For instance, Bristow is the launch customer for Leonardo’s AW609 tiltrotor. “We can help manufacturers getting aircraft not just certified, but into operation,” Stepanek said, explaining that in the company’s experience new aircraft commonly require some modifications in the first six months or so after starting commercial flights.

What Bristow mainly sees in the new wave of electric aircraft is the potential for a step-change in cost efficiency, in some cases as direct replacements for existing rotorcraft. “Helicopters are very expensive to manufacture, buy, operate and maintain, and we feel it will be a natural progression for our existing customer base to use these new vehicles for existing needs and maybe also in different ways,” said Stepanek.

One example he offered of new uses was the potential for oil and gas companies to fly employees to onshore bases rather than having individuals drive long distances.

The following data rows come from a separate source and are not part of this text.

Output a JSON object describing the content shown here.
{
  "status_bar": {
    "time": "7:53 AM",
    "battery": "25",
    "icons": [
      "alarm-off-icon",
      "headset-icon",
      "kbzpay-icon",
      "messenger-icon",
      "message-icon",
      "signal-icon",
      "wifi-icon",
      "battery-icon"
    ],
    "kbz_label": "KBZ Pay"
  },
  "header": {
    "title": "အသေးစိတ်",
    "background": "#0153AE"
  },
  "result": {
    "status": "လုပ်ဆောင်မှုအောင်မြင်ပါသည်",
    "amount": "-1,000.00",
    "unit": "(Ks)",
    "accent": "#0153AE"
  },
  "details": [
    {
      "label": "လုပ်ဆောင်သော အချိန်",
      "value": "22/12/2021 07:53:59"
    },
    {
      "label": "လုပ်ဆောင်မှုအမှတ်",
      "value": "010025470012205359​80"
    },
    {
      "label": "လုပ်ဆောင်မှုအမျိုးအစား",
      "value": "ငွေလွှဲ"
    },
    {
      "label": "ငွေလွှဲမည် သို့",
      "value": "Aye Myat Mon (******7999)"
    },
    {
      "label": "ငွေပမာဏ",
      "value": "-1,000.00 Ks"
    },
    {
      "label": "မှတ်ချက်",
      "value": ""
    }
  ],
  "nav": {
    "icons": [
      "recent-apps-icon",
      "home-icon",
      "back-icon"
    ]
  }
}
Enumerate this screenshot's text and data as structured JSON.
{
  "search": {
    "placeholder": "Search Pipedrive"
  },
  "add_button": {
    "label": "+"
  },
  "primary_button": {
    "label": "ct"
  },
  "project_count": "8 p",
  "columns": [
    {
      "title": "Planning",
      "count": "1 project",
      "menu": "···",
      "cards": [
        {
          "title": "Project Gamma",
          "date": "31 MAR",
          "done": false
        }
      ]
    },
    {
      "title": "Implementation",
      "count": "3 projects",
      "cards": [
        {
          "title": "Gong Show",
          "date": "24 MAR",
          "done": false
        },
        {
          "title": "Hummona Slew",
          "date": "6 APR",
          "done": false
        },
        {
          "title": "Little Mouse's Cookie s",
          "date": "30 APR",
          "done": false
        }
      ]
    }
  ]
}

Other possible applications for eSTOLs being eyed by Bristow include middle-mile cargo deliveries, which Stepanek sees as “a very ripe market,” and also search-and-rescue services, such as those the company is already handling for the UK’s coast-guard services using Schiebel’s Camcopter drones.

While acknowledging the “aggressive timelines” many eVTOL start-ups are pursuing to get their aircraft to market, Stepanek said that in many cases he feels these pioneers are made of the right stuff. “Looking at their teams, their track records, and their plans for production, these are the type of people who could solve these problems,” he told FutureFlight.

Bristow’s fleet includes aircraft from leading manufacturers including Sikorsky, Leonardo, and Airbus. Stepanek said he sees the new AAM companies spurring legacy companies to offer competitive new technology in the sector, referencing acknowledged eVTOL plans at both Airbus and Bell.

There are also several scenarios in which Bristow could potentially support eVTOL manufacturers in achieving their ambitious plans to launch their own air taxi networks from scratch. This might entail the group acting as an operating partner or providing services such as maintenance and training.

However, Stepanek ended with a note of caution: “We’re in a revolution, but aviation safety and operations are evolutionary.” Through its Target Zero campaign, Bristow has long pursued an objective of eliminating all accidents and incidents resulting in harm to people, and the company was a founding member of HeliOffshore, the industry’s collaborative safety organization.